» **Extracted entries**
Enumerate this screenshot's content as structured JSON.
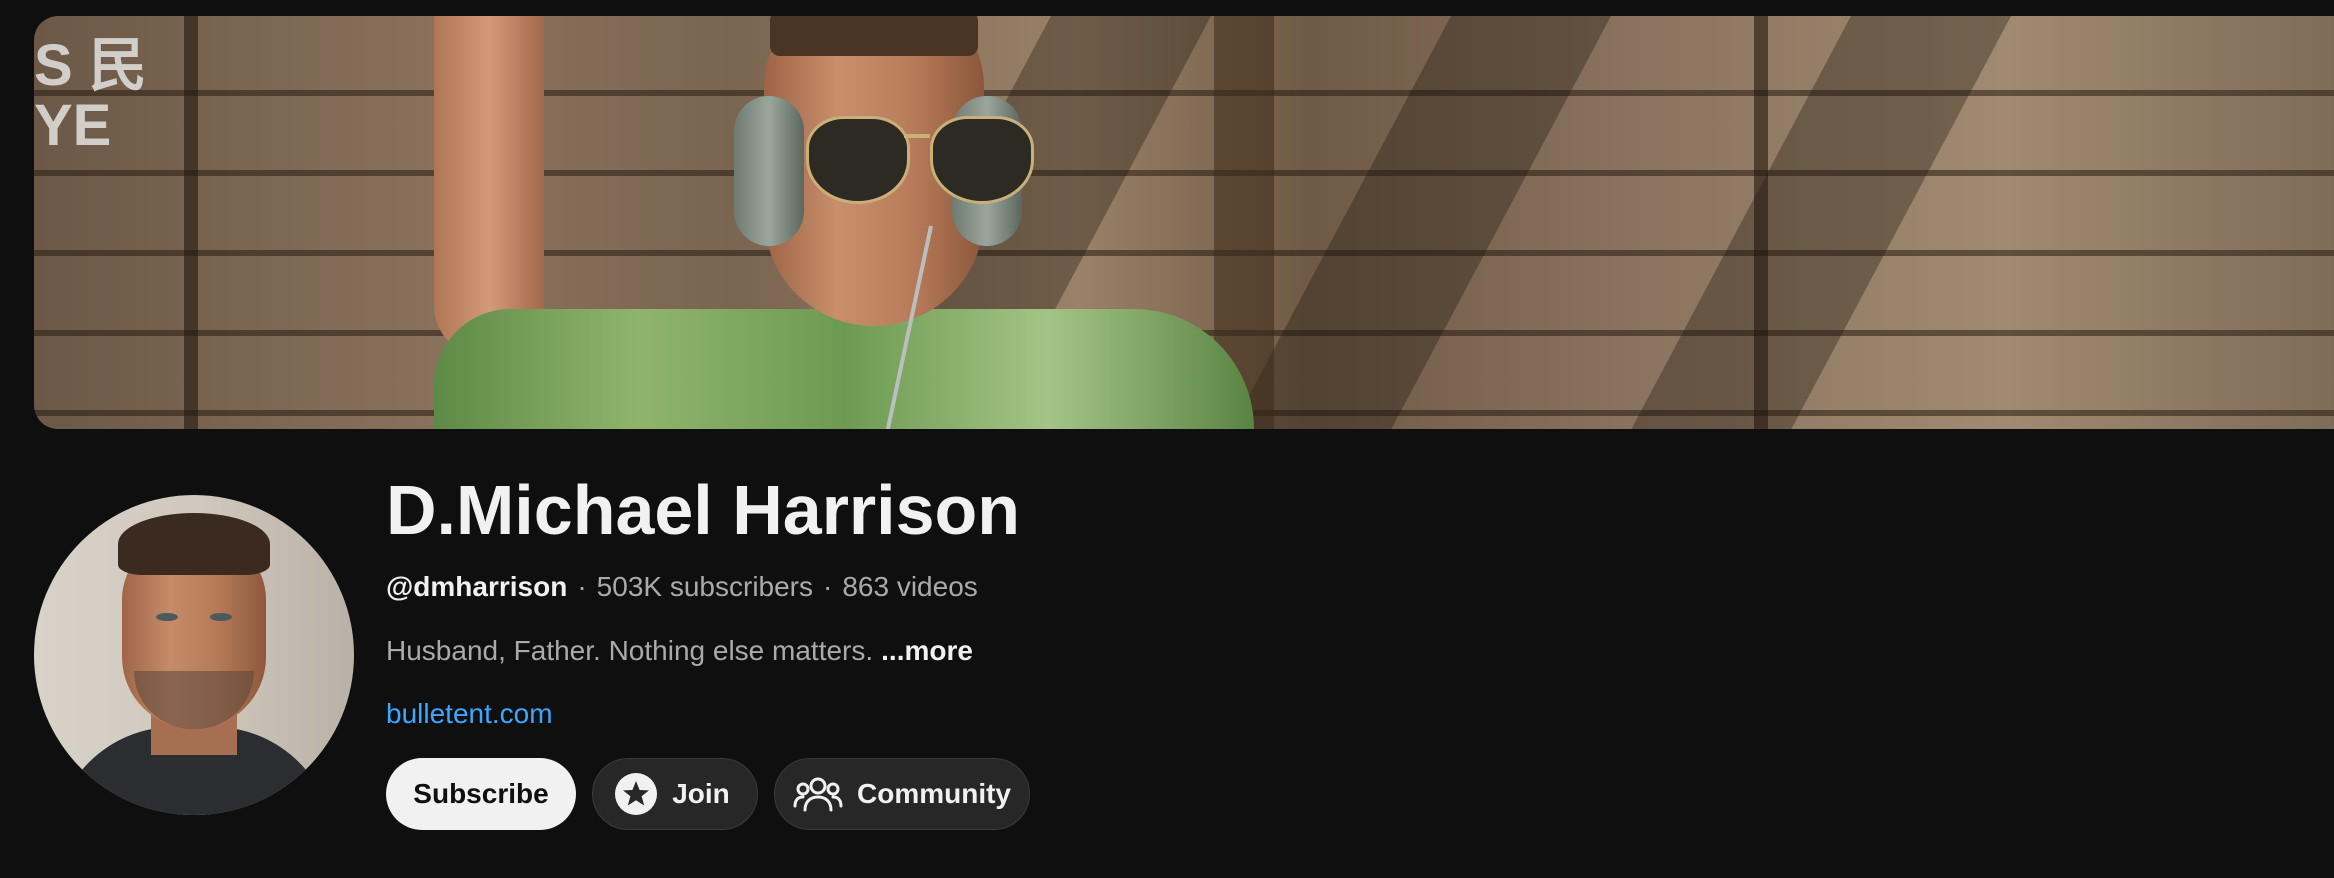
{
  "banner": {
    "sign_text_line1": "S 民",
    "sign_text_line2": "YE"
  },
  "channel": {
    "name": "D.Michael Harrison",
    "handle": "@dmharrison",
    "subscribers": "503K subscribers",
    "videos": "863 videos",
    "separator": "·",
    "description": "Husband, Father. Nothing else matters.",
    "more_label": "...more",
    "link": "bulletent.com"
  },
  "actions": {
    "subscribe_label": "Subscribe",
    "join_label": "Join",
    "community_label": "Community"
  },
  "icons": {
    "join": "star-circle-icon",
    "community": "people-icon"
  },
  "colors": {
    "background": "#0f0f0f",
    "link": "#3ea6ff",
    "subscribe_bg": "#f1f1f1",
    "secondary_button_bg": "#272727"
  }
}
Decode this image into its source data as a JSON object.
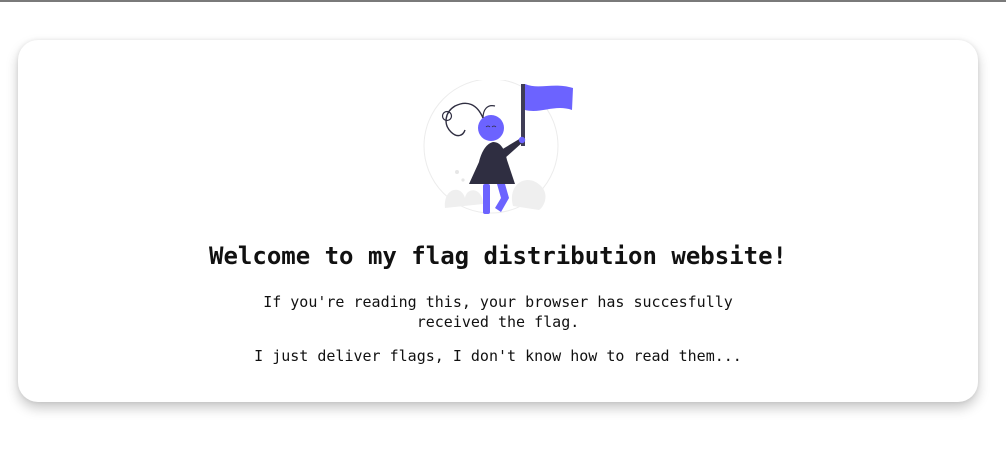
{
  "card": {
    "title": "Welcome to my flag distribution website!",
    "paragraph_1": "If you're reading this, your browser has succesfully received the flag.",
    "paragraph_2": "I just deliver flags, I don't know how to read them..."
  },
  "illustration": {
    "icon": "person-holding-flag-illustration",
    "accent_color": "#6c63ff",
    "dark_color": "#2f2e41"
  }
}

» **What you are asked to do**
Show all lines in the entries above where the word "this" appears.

» **Answer for the task**
Enumerate this screenshot's content as structured JSON.
Decode this image into its source data as a JSON object.
    "paragraph_1": "If you're reading this, your browser has succesfully received the flag.",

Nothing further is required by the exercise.